Segment Open
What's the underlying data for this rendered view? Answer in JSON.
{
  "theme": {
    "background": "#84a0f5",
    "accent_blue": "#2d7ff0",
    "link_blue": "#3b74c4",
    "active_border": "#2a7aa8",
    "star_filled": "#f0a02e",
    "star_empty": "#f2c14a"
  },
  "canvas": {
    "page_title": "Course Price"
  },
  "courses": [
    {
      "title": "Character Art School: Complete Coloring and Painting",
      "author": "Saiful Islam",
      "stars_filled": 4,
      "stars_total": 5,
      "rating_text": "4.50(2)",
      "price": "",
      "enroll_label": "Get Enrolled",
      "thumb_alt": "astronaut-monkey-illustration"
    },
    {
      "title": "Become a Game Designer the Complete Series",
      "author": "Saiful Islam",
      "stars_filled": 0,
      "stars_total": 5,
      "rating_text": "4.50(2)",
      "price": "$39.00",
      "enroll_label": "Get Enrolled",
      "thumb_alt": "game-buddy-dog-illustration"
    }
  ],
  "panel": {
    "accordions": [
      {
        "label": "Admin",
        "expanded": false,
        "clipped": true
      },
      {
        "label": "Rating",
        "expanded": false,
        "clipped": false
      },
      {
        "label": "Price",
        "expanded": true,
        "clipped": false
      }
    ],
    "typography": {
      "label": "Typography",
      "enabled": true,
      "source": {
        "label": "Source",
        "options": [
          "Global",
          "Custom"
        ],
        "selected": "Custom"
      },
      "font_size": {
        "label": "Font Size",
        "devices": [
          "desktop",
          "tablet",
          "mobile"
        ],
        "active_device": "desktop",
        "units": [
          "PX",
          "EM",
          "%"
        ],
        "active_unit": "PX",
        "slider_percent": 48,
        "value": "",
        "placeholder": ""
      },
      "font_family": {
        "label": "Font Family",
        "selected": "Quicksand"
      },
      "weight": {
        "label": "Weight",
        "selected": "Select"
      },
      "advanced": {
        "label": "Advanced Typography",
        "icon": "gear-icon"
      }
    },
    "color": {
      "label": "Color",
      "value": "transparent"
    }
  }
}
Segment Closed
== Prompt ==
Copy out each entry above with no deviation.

== Response to this exercise ==
What's the underlying data for this rendered view? Answer in JSON.
{
  "theme": {
    "background": "#84a0f5",
    "accent_blue": "#2d7ff0",
    "link_blue": "#3b74c4",
    "active_border": "#2a7aa8",
    "star_filled": "#f0a02e",
    "star_empty": "#f2c14a"
  },
  "canvas": {
    "page_title": "Course Price"
  },
  "courses": [
    {
      "title": "Character Art School: Complete Coloring and Painting",
      "author": "Saiful Islam",
      "stars_filled": 4,
      "stars_total": 5,
      "rating_text": "4.50(2)",
      "price": "",
      "enroll_label": "Get Enrolled",
      "thumb_alt": "astronaut-monkey-illustration"
    },
    {
      "title": "Become a Game Designer the Complete Series",
      "author": "Saiful Islam",
      "stars_filled": 0,
      "stars_total": 5,
      "rating_text": "4.50(2)",
      "price": "$39.00",
      "enroll_label": "Get Enrolled",
      "thumb_alt": "game-buddy-dog-illustration"
    }
  ],
  "panel": {
    "accordions": [
      {
        "label": "Admin",
        "expanded": false,
        "clipped": true
      },
      {
        "label": "Rating",
        "expanded": false,
        "clipped": false
      },
      {
        "label": "Price",
        "expanded": true,
        "clipped": false
      }
    ],
    "typography": {
      "label": "Typography",
      "enabled": true,
      "source": {
        "label": "Source",
        "options": [
          "Global",
          "Custom"
        ],
        "selected": "Custom"
      },
      "font_size": {
        "label": "Font Size",
        "devices": [
          "desktop",
          "tablet",
          "mobile"
        ],
        "active_device": "desktop",
        "units": [
          "PX",
          "EM",
          "%"
        ],
        "active_unit": "PX",
        "slider_percent": 48,
        "value": "",
        "placeholder": ""
      },
      "font_family": {
        "label": "Font Family",
        "selected": "Quicksand"
      },
      "weight": {
        "label": "Weight",
        "selected": "Select"
      },
      "advanced": {
        "label": "Advanced Typography",
        "icon": "gear-icon"
      }
    },
    "color": {
      "label": "Color",
      "value": "transparent"
    }
  }
}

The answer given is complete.